■ Work task: Give the number of lines below that contain "JSON", with no other output.

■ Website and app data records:
________________________________________

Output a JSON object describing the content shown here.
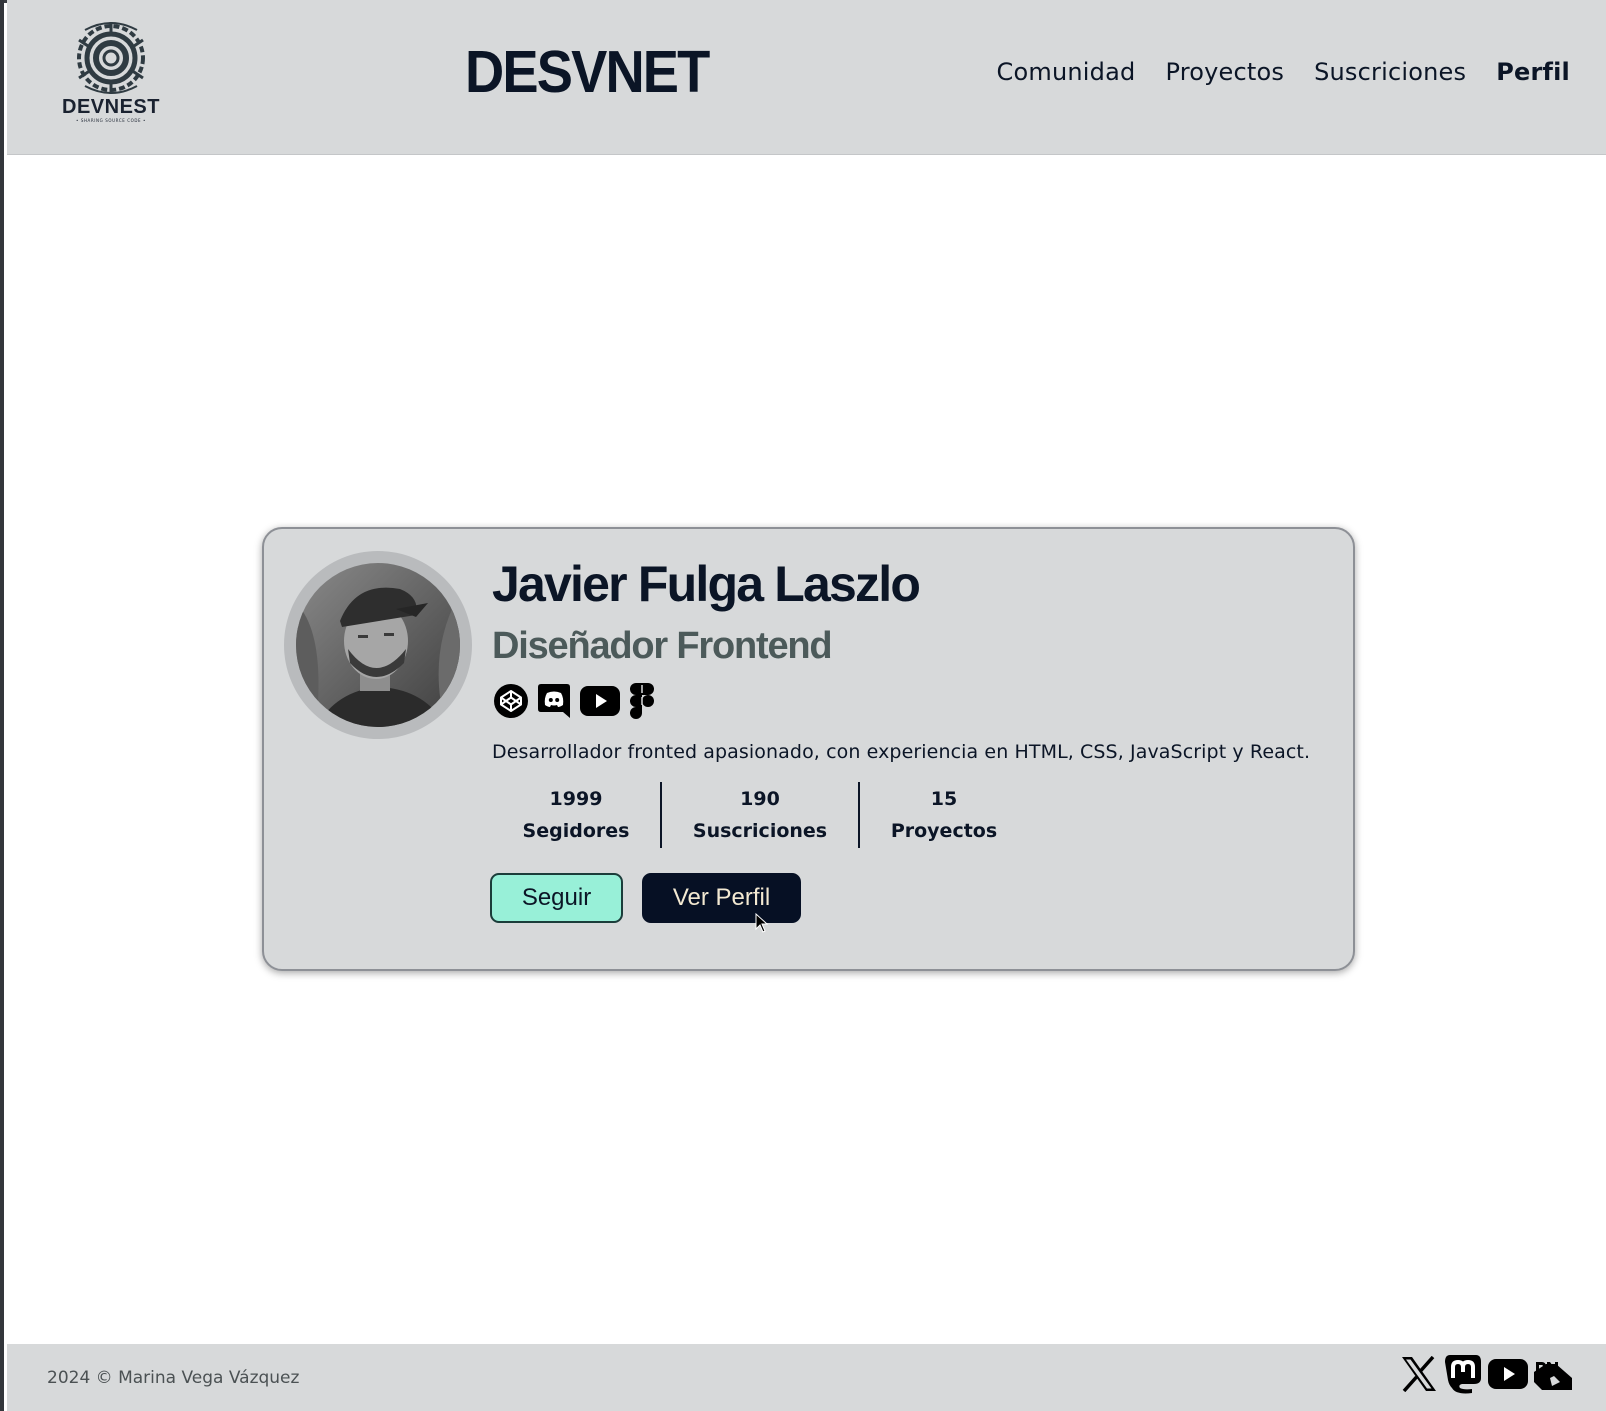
{
  "header": {
    "logo_text": "DEVNEST",
    "logo_tagline": "• SHARING SOURCE CODE •",
    "site_title": "DESVNET",
    "nav": [
      {
        "label": "Comunidad"
      },
      {
        "label": "Proyectos"
      },
      {
        "label": "Suscriciones"
      },
      {
        "label": "Perfil",
        "active": true
      }
    ]
  },
  "profile": {
    "name": "Javier Fulga Laszlo",
    "role": "Diseñador Frontend",
    "socials": [
      "codepen-icon",
      "discord-icon",
      "youtube-icon",
      "figma-icon"
    ],
    "bio": "Desarrollador fronted apasionado, con experiencia en HTML, CSS, JavaScript y React.",
    "stats": [
      {
        "value": "1999",
        "label": "Segidores"
      },
      {
        "value": "190",
        "label": "Suscriciones"
      },
      {
        "value": "15",
        "label": "Proyectos"
      }
    ],
    "follow_button": "Seguir",
    "view_profile_button": "Ver Perfil"
  },
  "footer": {
    "copyright": "2024 © Marina Vega Vázquez",
    "icons": [
      "x-icon",
      "mastodon-icon",
      "youtube-icon",
      "dev-icon"
    ]
  },
  "colors": {
    "header_bg": "#d7d9da",
    "primary": "#0b1526",
    "role_text": "#4c5a5a",
    "follow_bg": "#98f0d8",
    "profile_btn_bg": "#061024",
    "profile_btn_text": "#f3e9d2"
  }
}
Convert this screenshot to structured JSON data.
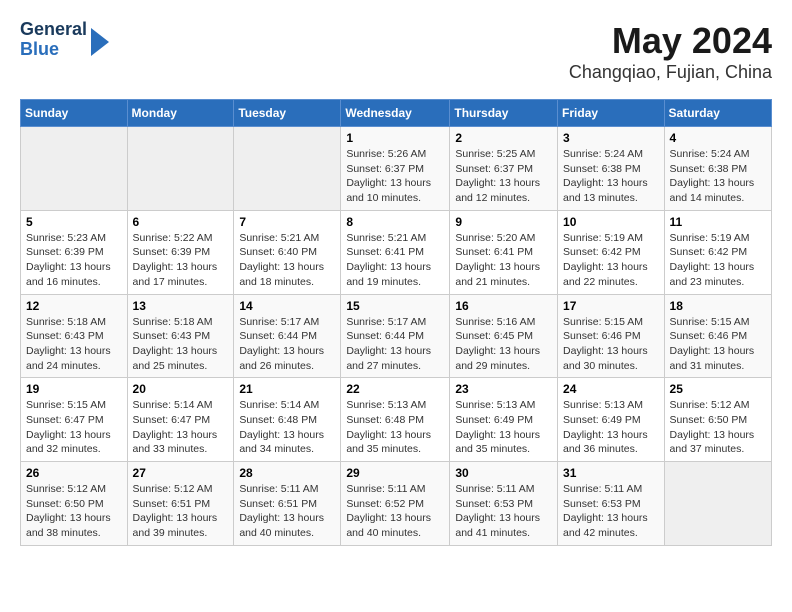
{
  "header": {
    "logo_general": "General",
    "logo_blue": "Blue",
    "title": "May 2024",
    "subtitle": "Changqiao, Fujian, China"
  },
  "weekdays": [
    "Sunday",
    "Monday",
    "Tuesday",
    "Wednesday",
    "Thursday",
    "Friday",
    "Saturday"
  ],
  "weeks": [
    [
      {
        "day": "",
        "info": ""
      },
      {
        "day": "",
        "info": ""
      },
      {
        "day": "",
        "info": ""
      },
      {
        "day": "1",
        "info": "Sunrise: 5:26 AM\nSunset: 6:37 PM\nDaylight: 13 hours\nand 10 minutes."
      },
      {
        "day": "2",
        "info": "Sunrise: 5:25 AM\nSunset: 6:37 PM\nDaylight: 13 hours\nand 12 minutes."
      },
      {
        "day": "3",
        "info": "Sunrise: 5:24 AM\nSunset: 6:38 PM\nDaylight: 13 hours\nand 13 minutes."
      },
      {
        "day": "4",
        "info": "Sunrise: 5:24 AM\nSunset: 6:38 PM\nDaylight: 13 hours\nand 14 minutes."
      }
    ],
    [
      {
        "day": "5",
        "info": "Sunrise: 5:23 AM\nSunset: 6:39 PM\nDaylight: 13 hours\nand 16 minutes."
      },
      {
        "day": "6",
        "info": "Sunrise: 5:22 AM\nSunset: 6:39 PM\nDaylight: 13 hours\nand 17 minutes."
      },
      {
        "day": "7",
        "info": "Sunrise: 5:21 AM\nSunset: 6:40 PM\nDaylight: 13 hours\nand 18 minutes."
      },
      {
        "day": "8",
        "info": "Sunrise: 5:21 AM\nSunset: 6:41 PM\nDaylight: 13 hours\nand 19 minutes."
      },
      {
        "day": "9",
        "info": "Sunrise: 5:20 AM\nSunset: 6:41 PM\nDaylight: 13 hours\nand 21 minutes."
      },
      {
        "day": "10",
        "info": "Sunrise: 5:19 AM\nSunset: 6:42 PM\nDaylight: 13 hours\nand 22 minutes."
      },
      {
        "day": "11",
        "info": "Sunrise: 5:19 AM\nSunset: 6:42 PM\nDaylight: 13 hours\nand 23 minutes."
      }
    ],
    [
      {
        "day": "12",
        "info": "Sunrise: 5:18 AM\nSunset: 6:43 PM\nDaylight: 13 hours\nand 24 minutes."
      },
      {
        "day": "13",
        "info": "Sunrise: 5:18 AM\nSunset: 6:43 PM\nDaylight: 13 hours\nand 25 minutes."
      },
      {
        "day": "14",
        "info": "Sunrise: 5:17 AM\nSunset: 6:44 PM\nDaylight: 13 hours\nand 26 minutes."
      },
      {
        "day": "15",
        "info": "Sunrise: 5:17 AM\nSunset: 6:44 PM\nDaylight: 13 hours\nand 27 minutes."
      },
      {
        "day": "16",
        "info": "Sunrise: 5:16 AM\nSunset: 6:45 PM\nDaylight: 13 hours\nand 29 minutes."
      },
      {
        "day": "17",
        "info": "Sunrise: 5:15 AM\nSunset: 6:46 PM\nDaylight: 13 hours\nand 30 minutes."
      },
      {
        "day": "18",
        "info": "Sunrise: 5:15 AM\nSunset: 6:46 PM\nDaylight: 13 hours\nand 31 minutes."
      }
    ],
    [
      {
        "day": "19",
        "info": "Sunrise: 5:15 AM\nSunset: 6:47 PM\nDaylight: 13 hours\nand 32 minutes."
      },
      {
        "day": "20",
        "info": "Sunrise: 5:14 AM\nSunset: 6:47 PM\nDaylight: 13 hours\nand 33 minutes."
      },
      {
        "day": "21",
        "info": "Sunrise: 5:14 AM\nSunset: 6:48 PM\nDaylight: 13 hours\nand 34 minutes."
      },
      {
        "day": "22",
        "info": "Sunrise: 5:13 AM\nSunset: 6:48 PM\nDaylight: 13 hours\nand 35 minutes."
      },
      {
        "day": "23",
        "info": "Sunrise: 5:13 AM\nSunset: 6:49 PM\nDaylight: 13 hours\nand 35 minutes."
      },
      {
        "day": "24",
        "info": "Sunrise: 5:13 AM\nSunset: 6:49 PM\nDaylight: 13 hours\nand 36 minutes."
      },
      {
        "day": "25",
        "info": "Sunrise: 5:12 AM\nSunset: 6:50 PM\nDaylight: 13 hours\nand 37 minutes."
      }
    ],
    [
      {
        "day": "26",
        "info": "Sunrise: 5:12 AM\nSunset: 6:50 PM\nDaylight: 13 hours\nand 38 minutes."
      },
      {
        "day": "27",
        "info": "Sunrise: 5:12 AM\nSunset: 6:51 PM\nDaylight: 13 hours\nand 39 minutes."
      },
      {
        "day": "28",
        "info": "Sunrise: 5:11 AM\nSunset: 6:51 PM\nDaylight: 13 hours\nand 40 minutes."
      },
      {
        "day": "29",
        "info": "Sunrise: 5:11 AM\nSunset: 6:52 PM\nDaylight: 13 hours\nand 40 minutes."
      },
      {
        "day": "30",
        "info": "Sunrise: 5:11 AM\nSunset: 6:53 PM\nDaylight: 13 hours\nand 41 minutes."
      },
      {
        "day": "31",
        "info": "Sunrise: 5:11 AM\nSunset: 6:53 PM\nDaylight: 13 hours\nand 42 minutes."
      },
      {
        "day": "",
        "info": ""
      }
    ]
  ]
}
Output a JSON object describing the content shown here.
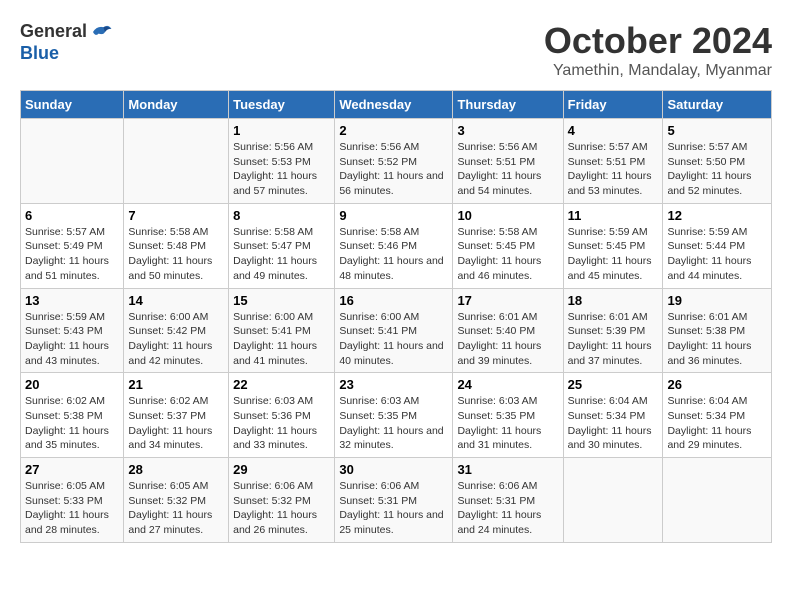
{
  "logo": {
    "general": "General",
    "blue": "Blue"
  },
  "header": {
    "title": "October 2024",
    "subtitle": "Yamethin, Mandalay, Myanmar"
  },
  "days_of_week": [
    "Sunday",
    "Monday",
    "Tuesday",
    "Wednesday",
    "Thursday",
    "Friday",
    "Saturday"
  ],
  "weeks": [
    [
      {
        "day": "",
        "info": ""
      },
      {
        "day": "",
        "info": ""
      },
      {
        "day": "1",
        "info": "Sunrise: 5:56 AM\nSunset: 5:53 PM\nDaylight: 11 hours and 57 minutes."
      },
      {
        "day": "2",
        "info": "Sunrise: 5:56 AM\nSunset: 5:52 PM\nDaylight: 11 hours and 56 minutes."
      },
      {
        "day": "3",
        "info": "Sunrise: 5:56 AM\nSunset: 5:51 PM\nDaylight: 11 hours and 54 minutes."
      },
      {
        "day": "4",
        "info": "Sunrise: 5:57 AM\nSunset: 5:51 PM\nDaylight: 11 hours and 53 minutes."
      },
      {
        "day": "5",
        "info": "Sunrise: 5:57 AM\nSunset: 5:50 PM\nDaylight: 11 hours and 52 minutes."
      }
    ],
    [
      {
        "day": "6",
        "info": "Sunrise: 5:57 AM\nSunset: 5:49 PM\nDaylight: 11 hours and 51 minutes."
      },
      {
        "day": "7",
        "info": "Sunrise: 5:58 AM\nSunset: 5:48 PM\nDaylight: 11 hours and 50 minutes."
      },
      {
        "day": "8",
        "info": "Sunrise: 5:58 AM\nSunset: 5:47 PM\nDaylight: 11 hours and 49 minutes."
      },
      {
        "day": "9",
        "info": "Sunrise: 5:58 AM\nSunset: 5:46 PM\nDaylight: 11 hours and 48 minutes."
      },
      {
        "day": "10",
        "info": "Sunrise: 5:58 AM\nSunset: 5:45 PM\nDaylight: 11 hours and 46 minutes."
      },
      {
        "day": "11",
        "info": "Sunrise: 5:59 AM\nSunset: 5:45 PM\nDaylight: 11 hours and 45 minutes."
      },
      {
        "day": "12",
        "info": "Sunrise: 5:59 AM\nSunset: 5:44 PM\nDaylight: 11 hours and 44 minutes."
      }
    ],
    [
      {
        "day": "13",
        "info": "Sunrise: 5:59 AM\nSunset: 5:43 PM\nDaylight: 11 hours and 43 minutes."
      },
      {
        "day": "14",
        "info": "Sunrise: 6:00 AM\nSunset: 5:42 PM\nDaylight: 11 hours and 42 minutes."
      },
      {
        "day": "15",
        "info": "Sunrise: 6:00 AM\nSunset: 5:41 PM\nDaylight: 11 hours and 41 minutes."
      },
      {
        "day": "16",
        "info": "Sunrise: 6:00 AM\nSunset: 5:41 PM\nDaylight: 11 hours and 40 minutes."
      },
      {
        "day": "17",
        "info": "Sunrise: 6:01 AM\nSunset: 5:40 PM\nDaylight: 11 hours and 39 minutes."
      },
      {
        "day": "18",
        "info": "Sunrise: 6:01 AM\nSunset: 5:39 PM\nDaylight: 11 hours and 37 minutes."
      },
      {
        "day": "19",
        "info": "Sunrise: 6:01 AM\nSunset: 5:38 PM\nDaylight: 11 hours and 36 minutes."
      }
    ],
    [
      {
        "day": "20",
        "info": "Sunrise: 6:02 AM\nSunset: 5:38 PM\nDaylight: 11 hours and 35 minutes."
      },
      {
        "day": "21",
        "info": "Sunrise: 6:02 AM\nSunset: 5:37 PM\nDaylight: 11 hours and 34 minutes."
      },
      {
        "day": "22",
        "info": "Sunrise: 6:03 AM\nSunset: 5:36 PM\nDaylight: 11 hours and 33 minutes."
      },
      {
        "day": "23",
        "info": "Sunrise: 6:03 AM\nSunset: 5:35 PM\nDaylight: 11 hours and 32 minutes."
      },
      {
        "day": "24",
        "info": "Sunrise: 6:03 AM\nSunset: 5:35 PM\nDaylight: 11 hours and 31 minutes."
      },
      {
        "day": "25",
        "info": "Sunrise: 6:04 AM\nSunset: 5:34 PM\nDaylight: 11 hours and 30 minutes."
      },
      {
        "day": "26",
        "info": "Sunrise: 6:04 AM\nSunset: 5:34 PM\nDaylight: 11 hours and 29 minutes."
      }
    ],
    [
      {
        "day": "27",
        "info": "Sunrise: 6:05 AM\nSunset: 5:33 PM\nDaylight: 11 hours and 28 minutes."
      },
      {
        "day": "28",
        "info": "Sunrise: 6:05 AM\nSunset: 5:32 PM\nDaylight: 11 hours and 27 minutes."
      },
      {
        "day": "29",
        "info": "Sunrise: 6:06 AM\nSunset: 5:32 PM\nDaylight: 11 hours and 26 minutes."
      },
      {
        "day": "30",
        "info": "Sunrise: 6:06 AM\nSunset: 5:31 PM\nDaylight: 11 hours and 25 minutes."
      },
      {
        "day": "31",
        "info": "Sunrise: 6:06 AM\nSunset: 5:31 PM\nDaylight: 11 hours and 24 minutes."
      },
      {
        "day": "",
        "info": ""
      },
      {
        "day": "",
        "info": ""
      }
    ]
  ]
}
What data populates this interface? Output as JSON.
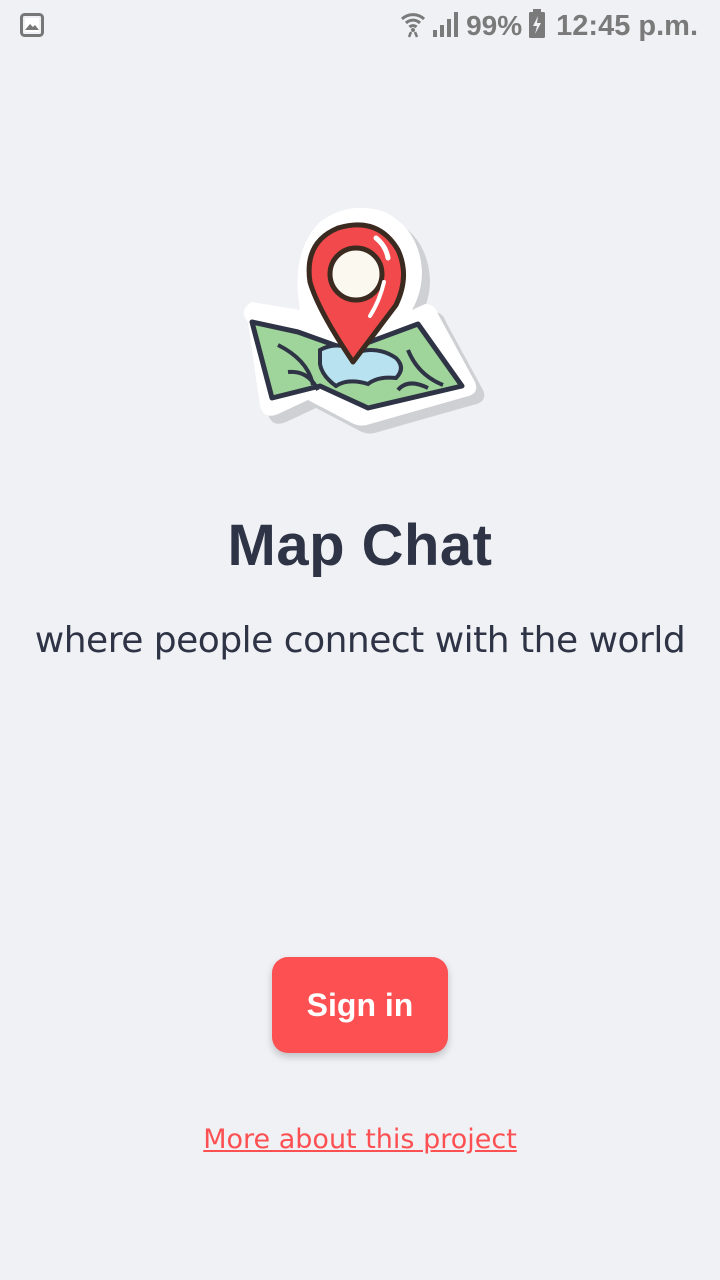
{
  "status_bar": {
    "notification_icon": "image-icon",
    "wifi_icon": "wifi-icon",
    "signal_icon": "signal-icon",
    "battery_percent": "99%",
    "battery_icon": "battery-charging-icon",
    "time": "12:45 p.m."
  },
  "logo": {
    "icon": "map-pin-icon"
  },
  "app": {
    "title": "Map Chat",
    "tagline": "where people connect with the world"
  },
  "actions": {
    "sign_in_label": "Sign in",
    "more_link": "More about this project"
  },
  "colors": {
    "background": "#f0f1f5",
    "accent": "#fd5052",
    "text": "#2e3445"
  }
}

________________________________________

■ Solved problem: 4